Christa DeOliveira, CIA, CCEP
With the fall reporting season behind us and the hustle and bustle of the holiday season upon us, it could be easy to lose sight that the spring reporting season, especially due diligence activities, is just around the corner. To survive and thrive through another reporting cycle here is a quick guide for successful reporting:
- Identify and export potential unclaimed property from source systems
- Load files into TRACKER
- Determine which properties are dormant
- Conduct due diligence
- Update records as necessary
- Finalize the report
- Send reports and remittance to states
Step 1- Identify and export files with potential unclaimed property from source systems: this is undoubtedly a critical step as it feeds all of the other steps. For complete reporting it is essential to capture all general ledger and industry specific unclaimed property that your company generates. Many companies have ongoing processes throughout the year to achieve this.
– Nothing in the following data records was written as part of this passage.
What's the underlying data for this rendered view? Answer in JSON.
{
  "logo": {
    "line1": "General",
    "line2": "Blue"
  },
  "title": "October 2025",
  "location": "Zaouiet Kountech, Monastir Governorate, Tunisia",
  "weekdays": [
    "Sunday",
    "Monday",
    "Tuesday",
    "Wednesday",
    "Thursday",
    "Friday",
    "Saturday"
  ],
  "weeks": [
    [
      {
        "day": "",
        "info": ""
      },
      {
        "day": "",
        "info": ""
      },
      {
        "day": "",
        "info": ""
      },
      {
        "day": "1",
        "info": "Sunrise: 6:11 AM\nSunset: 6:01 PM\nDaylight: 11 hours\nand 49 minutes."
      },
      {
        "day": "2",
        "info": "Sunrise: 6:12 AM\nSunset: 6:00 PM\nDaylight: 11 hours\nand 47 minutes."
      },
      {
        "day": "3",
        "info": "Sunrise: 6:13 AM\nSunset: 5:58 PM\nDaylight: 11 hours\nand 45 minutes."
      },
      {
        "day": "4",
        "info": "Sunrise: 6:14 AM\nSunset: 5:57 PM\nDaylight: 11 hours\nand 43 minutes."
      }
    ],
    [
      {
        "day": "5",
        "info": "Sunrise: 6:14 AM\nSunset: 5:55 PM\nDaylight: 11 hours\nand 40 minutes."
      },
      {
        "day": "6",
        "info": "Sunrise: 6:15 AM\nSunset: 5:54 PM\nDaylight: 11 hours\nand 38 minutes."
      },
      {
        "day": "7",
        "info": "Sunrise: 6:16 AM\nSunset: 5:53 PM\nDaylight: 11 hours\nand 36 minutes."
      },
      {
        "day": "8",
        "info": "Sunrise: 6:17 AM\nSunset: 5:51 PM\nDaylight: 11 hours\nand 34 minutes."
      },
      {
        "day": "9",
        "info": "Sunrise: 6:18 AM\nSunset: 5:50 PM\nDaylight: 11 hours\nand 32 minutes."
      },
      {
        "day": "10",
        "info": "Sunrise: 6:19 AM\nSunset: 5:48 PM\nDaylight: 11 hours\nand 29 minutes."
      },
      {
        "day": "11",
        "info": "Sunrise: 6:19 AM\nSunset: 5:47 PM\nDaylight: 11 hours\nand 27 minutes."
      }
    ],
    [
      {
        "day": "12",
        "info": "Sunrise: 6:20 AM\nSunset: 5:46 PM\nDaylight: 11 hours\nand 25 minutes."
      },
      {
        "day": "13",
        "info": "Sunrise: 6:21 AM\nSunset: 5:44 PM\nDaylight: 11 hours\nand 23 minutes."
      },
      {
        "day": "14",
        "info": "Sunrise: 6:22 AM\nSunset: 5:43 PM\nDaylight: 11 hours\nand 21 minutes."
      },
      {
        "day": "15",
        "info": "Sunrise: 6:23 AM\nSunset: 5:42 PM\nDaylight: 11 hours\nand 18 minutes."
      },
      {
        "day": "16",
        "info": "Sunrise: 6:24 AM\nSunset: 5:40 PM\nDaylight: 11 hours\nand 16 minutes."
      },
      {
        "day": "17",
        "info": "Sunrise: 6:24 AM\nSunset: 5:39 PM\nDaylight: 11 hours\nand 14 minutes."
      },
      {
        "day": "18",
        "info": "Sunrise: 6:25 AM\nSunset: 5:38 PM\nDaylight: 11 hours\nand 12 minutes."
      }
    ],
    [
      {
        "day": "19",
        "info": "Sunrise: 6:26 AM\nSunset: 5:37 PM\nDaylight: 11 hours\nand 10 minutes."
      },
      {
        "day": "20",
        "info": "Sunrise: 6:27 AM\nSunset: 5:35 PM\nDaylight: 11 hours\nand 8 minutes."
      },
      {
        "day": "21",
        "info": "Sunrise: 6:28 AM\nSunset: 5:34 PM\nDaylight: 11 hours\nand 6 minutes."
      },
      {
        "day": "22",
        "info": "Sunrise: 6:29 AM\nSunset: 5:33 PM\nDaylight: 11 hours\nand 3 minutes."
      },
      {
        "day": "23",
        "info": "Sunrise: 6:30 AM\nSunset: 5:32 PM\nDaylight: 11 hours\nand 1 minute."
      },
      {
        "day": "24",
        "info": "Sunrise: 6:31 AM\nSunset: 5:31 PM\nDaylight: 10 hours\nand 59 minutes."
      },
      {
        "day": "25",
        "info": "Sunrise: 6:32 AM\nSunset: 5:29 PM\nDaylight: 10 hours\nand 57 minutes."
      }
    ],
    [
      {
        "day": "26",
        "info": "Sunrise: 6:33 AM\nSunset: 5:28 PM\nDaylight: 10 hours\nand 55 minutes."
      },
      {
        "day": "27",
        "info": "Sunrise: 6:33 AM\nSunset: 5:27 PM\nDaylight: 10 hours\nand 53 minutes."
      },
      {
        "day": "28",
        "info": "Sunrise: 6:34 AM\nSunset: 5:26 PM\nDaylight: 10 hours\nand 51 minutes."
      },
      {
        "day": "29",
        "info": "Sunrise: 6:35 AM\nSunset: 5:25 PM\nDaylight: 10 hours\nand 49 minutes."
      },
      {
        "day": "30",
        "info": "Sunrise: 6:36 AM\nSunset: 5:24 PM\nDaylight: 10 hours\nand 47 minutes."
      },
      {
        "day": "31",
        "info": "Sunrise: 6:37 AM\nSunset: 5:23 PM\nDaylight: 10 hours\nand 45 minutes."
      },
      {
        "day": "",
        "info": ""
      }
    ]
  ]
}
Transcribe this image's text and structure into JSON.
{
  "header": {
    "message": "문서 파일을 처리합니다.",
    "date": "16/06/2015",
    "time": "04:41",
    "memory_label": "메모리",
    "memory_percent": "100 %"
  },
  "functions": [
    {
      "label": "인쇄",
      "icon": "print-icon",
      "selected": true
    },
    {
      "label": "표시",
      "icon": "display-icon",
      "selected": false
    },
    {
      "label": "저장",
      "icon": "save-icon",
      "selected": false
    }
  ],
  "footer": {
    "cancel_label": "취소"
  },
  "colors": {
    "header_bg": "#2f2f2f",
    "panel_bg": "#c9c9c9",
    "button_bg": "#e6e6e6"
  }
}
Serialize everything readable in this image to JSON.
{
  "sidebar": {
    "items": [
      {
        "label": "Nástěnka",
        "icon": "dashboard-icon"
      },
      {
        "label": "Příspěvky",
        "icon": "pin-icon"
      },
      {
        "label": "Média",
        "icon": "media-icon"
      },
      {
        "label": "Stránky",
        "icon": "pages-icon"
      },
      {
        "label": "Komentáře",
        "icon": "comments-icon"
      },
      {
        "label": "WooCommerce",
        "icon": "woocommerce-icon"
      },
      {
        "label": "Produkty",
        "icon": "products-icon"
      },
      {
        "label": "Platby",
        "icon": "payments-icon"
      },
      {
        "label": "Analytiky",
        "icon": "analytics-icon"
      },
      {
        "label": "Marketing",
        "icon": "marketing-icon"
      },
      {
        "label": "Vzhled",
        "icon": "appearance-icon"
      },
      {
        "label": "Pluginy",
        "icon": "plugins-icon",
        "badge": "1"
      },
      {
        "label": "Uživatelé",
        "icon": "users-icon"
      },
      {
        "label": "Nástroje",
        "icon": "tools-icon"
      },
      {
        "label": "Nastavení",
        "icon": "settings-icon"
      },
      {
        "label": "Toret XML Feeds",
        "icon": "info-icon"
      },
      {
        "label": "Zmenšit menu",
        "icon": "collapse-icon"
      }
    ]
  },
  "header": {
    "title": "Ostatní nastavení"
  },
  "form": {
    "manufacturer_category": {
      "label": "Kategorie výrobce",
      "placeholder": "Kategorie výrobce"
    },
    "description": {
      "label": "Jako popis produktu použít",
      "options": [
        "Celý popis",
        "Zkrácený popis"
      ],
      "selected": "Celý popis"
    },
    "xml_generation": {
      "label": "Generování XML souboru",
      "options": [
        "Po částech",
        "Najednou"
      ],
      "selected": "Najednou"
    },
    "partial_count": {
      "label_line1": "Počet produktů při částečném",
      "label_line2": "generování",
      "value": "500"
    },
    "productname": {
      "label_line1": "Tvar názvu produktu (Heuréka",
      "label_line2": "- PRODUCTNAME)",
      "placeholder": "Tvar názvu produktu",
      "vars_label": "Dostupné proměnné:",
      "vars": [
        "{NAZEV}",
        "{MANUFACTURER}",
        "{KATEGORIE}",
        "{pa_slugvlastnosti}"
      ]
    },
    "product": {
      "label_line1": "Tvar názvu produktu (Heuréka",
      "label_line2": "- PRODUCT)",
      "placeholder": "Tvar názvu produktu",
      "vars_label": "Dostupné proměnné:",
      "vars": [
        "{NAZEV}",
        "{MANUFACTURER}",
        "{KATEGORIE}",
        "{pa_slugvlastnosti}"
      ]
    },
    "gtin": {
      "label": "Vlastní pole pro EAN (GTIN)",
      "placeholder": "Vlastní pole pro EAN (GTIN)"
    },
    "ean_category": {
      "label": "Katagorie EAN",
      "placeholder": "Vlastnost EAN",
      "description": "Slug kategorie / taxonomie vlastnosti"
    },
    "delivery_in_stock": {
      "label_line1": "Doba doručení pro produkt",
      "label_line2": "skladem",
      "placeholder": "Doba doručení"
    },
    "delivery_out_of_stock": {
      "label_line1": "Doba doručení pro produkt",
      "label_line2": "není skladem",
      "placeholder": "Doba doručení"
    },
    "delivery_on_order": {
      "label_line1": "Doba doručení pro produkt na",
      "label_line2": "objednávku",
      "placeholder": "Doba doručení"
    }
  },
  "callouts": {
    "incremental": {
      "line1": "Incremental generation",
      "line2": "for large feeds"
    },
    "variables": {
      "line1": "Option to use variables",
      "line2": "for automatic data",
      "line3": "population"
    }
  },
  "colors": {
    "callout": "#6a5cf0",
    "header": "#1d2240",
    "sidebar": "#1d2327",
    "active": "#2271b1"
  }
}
Also, many companies review records either prior to loading or shortly after initially loading to verify that their data does not contain any accounting errors and they represent liabilities that are due and payable. (For more information on common accounting errors, see Accounting Errors Disguised as Unclaimed Property by Christa DeOliveira)
While every step of unclaimed property reporting is important, some upfront work to ensure complete information is captured really pays off in the long run by increasing efficiency and ensuring subsequent processes only need to be performed once. You will run the risk of under reporting if a property category is omitted or if you exclude property within a certain date range.
Step 2- Load files into TRACKER: Loading data files with key data extracted from source systems into TRACKER is necessary for TRACKER to determine what will be dormant for the next reporting cycle.
Step 3- Determine which properties are dormant: TRACKER will calculate what is dormant based on key fields such as the identified Property ID Code and the last activity date. These fields are also used to determine which properties will need due diligence to be conducted.
Step 4- Conduct due diligence: TRACKER will identify which properties require due diligence based on the properties that meet the state level required criteria. As one of the underlying premises of unclaimed property is to returning property to its rightful owner, this outreach to owners, along with meeting any statutory requirements, also provides holders the opportunity to get property back into the hands of the owners. (For more information on due diligence, see Unclaimed Property Due Diligence Essentials, by Deborah Beauchamp)
Step 5- Update records as necessary: Update records in TRACKER, where appropriate, as any responses to due diligence letters are processed.
Step 6- Finalize the report: Generate reports and prepare remittances accordingly. TRACKER will use the records, including any changes made to them to calculate what is due to the state and generate final reports.
Step 7- Send reports and remittance to states: Many holders compile reporting packets containing electronic media, Verification Checklists, and remittances to send to states and jurisdictions. However, in the case of securities and mutual funds, in addition to any cash remittances, proof of transfer of shares is also necessary. Similarly, in the case of safekeeping unclaimed property, such as unclaimed safe deposit box contents, remitting tangible property according to the applicable guidelines is required.
In recent years, this process is changing based on the increase of required (and optional) online reporting availability. While there have been some changes to the vehicle of reporting the basic underlying goal remains unchanged: submit an accurate and complete report and any associated remittances to the appropriate state or jurisdiction on time. (For more information on what dictates the appropriate jurisdiction refer to A Primer on the Priority Rules of Unclaimed Property, by Christa DeOliveira.)
In the past, it was always recommended to keep a copy of any cancelled checks and send the report with some type of receipt confirmation, whether that was Certified, return receipt requested through the US Postal Service, or using a courier service such as FedEx or UPS. In light of new technology and delivery methods, this could be altered to include keeping copies (printed or electronic) showing confirmation of uploaded reports. If an EFT is used for payment, keep documentation of the payment in the event that subsequent proof of payment is ever needed.
With another cycle of unclaimed property compliance reporting just around the corner, it can be beneficial to take a moment and reflect about the specific steps involved. With planning and the right tools for unclaimed property compliance, you can work through the important step of capturing your company’s unclaimed property liability and take on the process of the subsequent steps to report with confidence.